Under PMBOK methodology, how would you explain the difference between a 'project charter' and a 'project scope' to a stakeholder unfamiliar with the PM process?


2 Answers 2


Project scope is a conceptual thing describing the boundaries of your project, covering what the project encompasses and (maybe more importantly) what it does not encompass. From PMBOK 4:

Project Scope. The work that must be performed to deliver a product, service, or result with the specified features and functions.

Project charters are baselined documents used to capture the agreed-upon objective, scope, benefits, costs, milestones, governance, quality standards, etc etc etc of your project. From PMBOK 4:

Project Charter [Output/input]. A document issued by the project initiator or sponsor that formally authorizes the existence of a project, and provides the project manager with the authority to apply organizational resources to project activities.


I would explain that studies have shown two major clusters of reasons why projects fail.

  1. Bad scope - people don't understand the boundaries of the work that needs to be done. Either they fail to do all the work needed to ensure that the project is ready for the customer, or they spend time and effort on things that are nice to have. Nailing down project scope is essential to ensure that the project involves the work, all the work and nothing but the work.

  2. Bad sponsorship - projects succeed because the organization backs them, and the fail because the project team failed to ensure that they had all the support they needed. It does no good to develop a brilliant web site only to discover that the webserver cannot take any more traffic. There is a core team involved in the project, but they can be successful only if their work aligns with the organizations' interest and if the organization is interested in their success. That is the job of the project charter.

Generally the project charter incorporates a high level statement of the scope, but the scope is intended to set boundaries of work and the charter is intended to ensure that the organization backs the project.

If I could, I'd illustrate that with some examples of projects that failed because of scope and of sponsorship - examples that are relevant to the individual. (examples from my environment wouldn't be meaningful to anyone outside my environment).

Your Answer

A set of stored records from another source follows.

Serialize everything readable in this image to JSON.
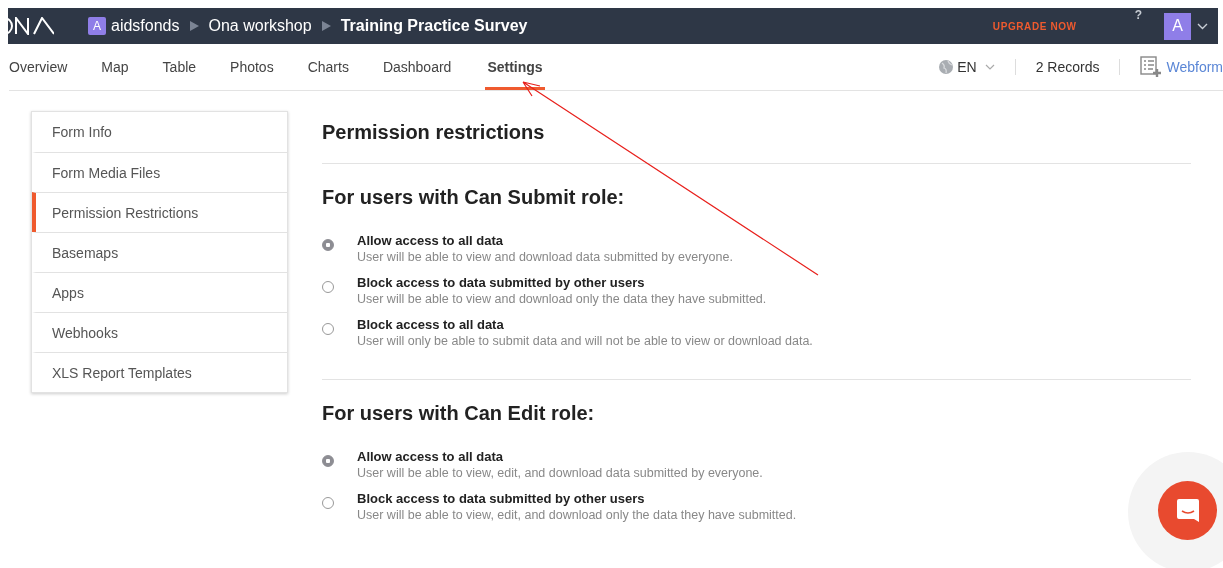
{
  "header": {
    "breadcrumbs": [
      {
        "avatar": "A",
        "label": "aidsfonds",
        "current": false
      },
      {
        "label": "Ona workshop",
        "current": false
      },
      {
        "label": "Training Practice Survey",
        "current": true
      }
    ],
    "upgrade": "UPGRADE NOW",
    "help": "?",
    "user_initial": "A"
  },
  "tabs": [
    {
      "label": "Overview",
      "selected": false
    },
    {
      "label": "Map",
      "selected": false
    },
    {
      "label": "Table",
      "selected": false
    },
    {
      "label": "Photos",
      "selected": false
    },
    {
      "label": "Charts",
      "selected": false
    },
    {
      "label": "Dashboard",
      "selected": false
    },
    {
      "label": "Settings",
      "selected": true
    }
  ],
  "toolbar": {
    "language": "EN",
    "records": "2 Records",
    "webform": "Webform"
  },
  "sidebar": {
    "items": [
      {
        "label": "Form Info",
        "selected": false
      },
      {
        "label": "Form Media Files",
        "selected": false
      },
      {
        "label": "Permission Restrictions",
        "selected": true
      },
      {
        "label": "Basemaps",
        "selected": false
      },
      {
        "label": "Apps",
        "selected": false
      },
      {
        "label": "Webhooks",
        "selected": false
      },
      {
        "label": "XLS Report Templates",
        "selected": false
      }
    ]
  },
  "content": {
    "title": "Permission restrictions",
    "sections": [
      {
        "heading": "For users with Can Submit role:",
        "options": [
          {
            "label": "Allow access to all data",
            "description": "User will be able to view and download data submitted by everyone.",
            "selected": true
          },
          {
            "label": "Block access to data submitted by other users",
            "description": "User will be able to view and download only the data they have submitted.",
            "selected": false
          },
          {
            "label": "Block access to all data",
            "description": "User will only be able to submit data and will not be able to view or download data.",
            "selected": false
          }
        ]
      },
      {
        "heading": "For users with Can Edit role:",
        "options": [
          {
            "label": "Allow access to all data",
            "description": "User will be able to view, edit, and download data submitted by everyone.",
            "selected": true
          },
          {
            "label": "Block access to data submitted by other users",
            "description": "User will be able to view, edit, and download only the data they have submitted.",
            "selected": false
          }
        ]
      }
    ]
  }
}
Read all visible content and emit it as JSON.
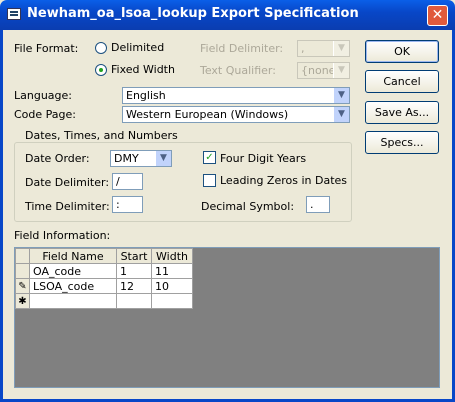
{
  "window": {
    "title": "Newham_oa_lsoa_lookup Export Specification",
    "close": "✕"
  },
  "file_format": {
    "label": "File Format:",
    "delimited_label": "Delimited",
    "fixed_width_label": "Fixed Width",
    "selected": "Fixed Width"
  },
  "field_delimiter": {
    "label": "Field Delimiter:",
    "value": ","
  },
  "text_qualifier": {
    "label": "Text Qualifier:",
    "value": "{none}"
  },
  "language": {
    "label": "Language:",
    "value": "English"
  },
  "code_page": {
    "label": "Code Page:",
    "value": "Western European (Windows)"
  },
  "dates_group": {
    "legend": "Dates, Times, and Numbers",
    "date_order_label": "Date Order:",
    "date_order_value": "DMY",
    "date_delimiter_label": "Date Delimiter:",
    "date_delimiter_value": "/",
    "time_delimiter_label": "Time Delimiter:",
    "time_delimiter_value": ":",
    "four_digit_years_label": "Four Digit Years",
    "four_digit_years_checked": true,
    "leading_zeros_label": "Leading Zeros in Dates",
    "leading_zeros_checked": false,
    "decimal_symbol_label": "Decimal Symbol:",
    "decimal_symbol_value": "."
  },
  "buttons": {
    "ok": "OK",
    "cancel": "Cancel",
    "save_as": "Save As...",
    "specs": "Specs..."
  },
  "field_info": {
    "label": "Field Information:",
    "columns": [
      "Field Name",
      "Start",
      "Width"
    ],
    "rows": [
      {
        "selector": "",
        "name": "OA_code",
        "start": "1",
        "width": "11"
      },
      {
        "selector": "✎",
        "name": "LSOA_code",
        "start": "12",
        "width": "10"
      },
      {
        "selector": "✱",
        "name": "",
        "start": "",
        "width": ""
      }
    ]
  }
}
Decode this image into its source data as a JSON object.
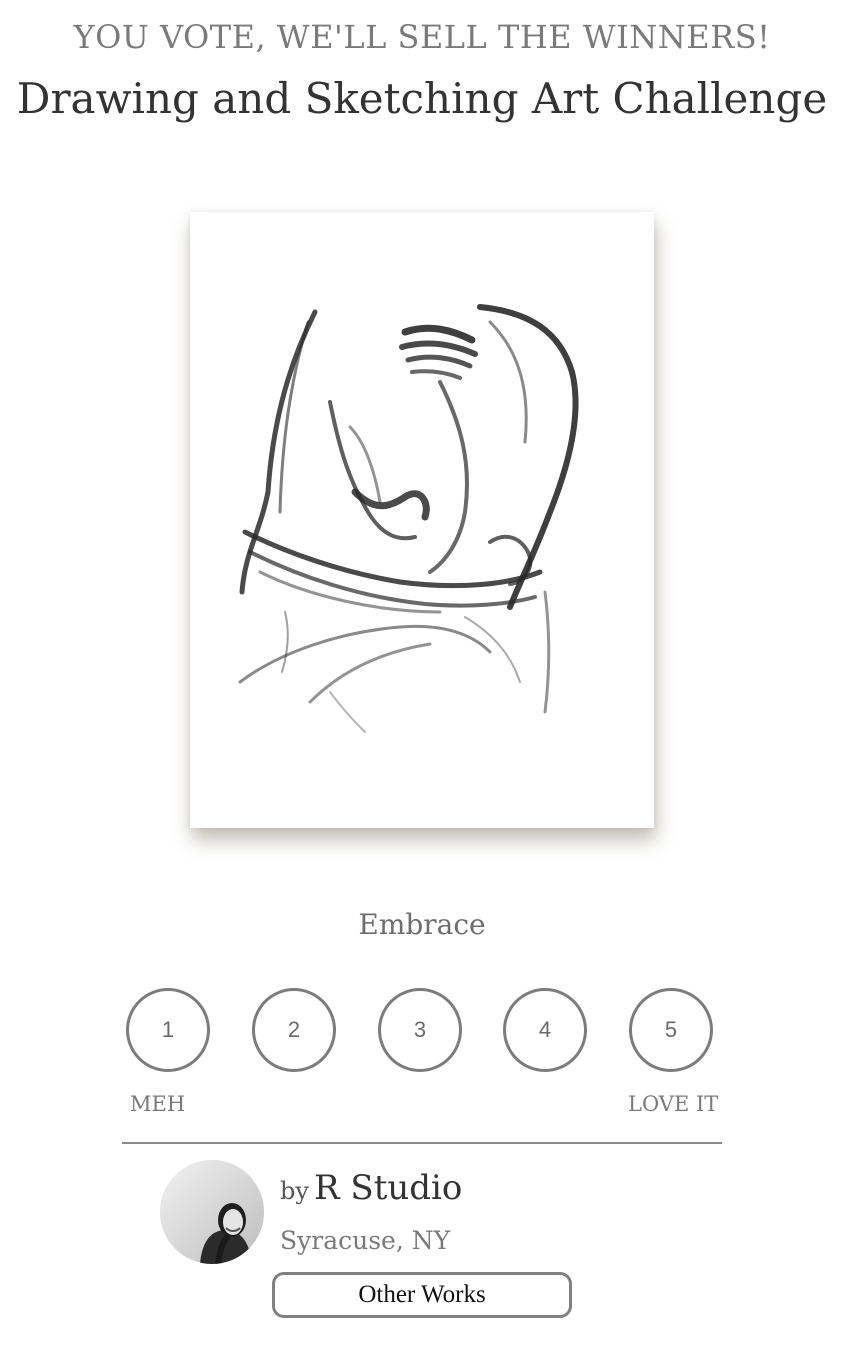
{
  "header": {
    "tagline": "YOU VOTE, WE'LL SELL THE WINNERS!",
    "title": "Drawing and Sketching Art Challenge"
  },
  "artwork": {
    "image": "charcoal-sketch-embracing-figure",
    "title": "Embrace"
  },
  "rating": {
    "options": [
      "1",
      "2",
      "3",
      "4",
      "5"
    ],
    "low_label": "MEH",
    "high_label": "LOVE IT"
  },
  "artist": {
    "by_prefix": "by",
    "name": "R Studio",
    "location": "Syracuse, NY",
    "avatar": "artist-portrait-photo"
  },
  "actions": {
    "other_works_label": "Other Works"
  },
  "colors": {
    "text_dark": "#333333",
    "text_muted": "#7a7a7a",
    "border": "#7c7c7c"
  }
}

By clicking “Post Your Answer”, you agree to our terms of service and acknowledge you have read our privacy policy.

Not the answer you're looking for? Browse other questions tagged or ask your own question.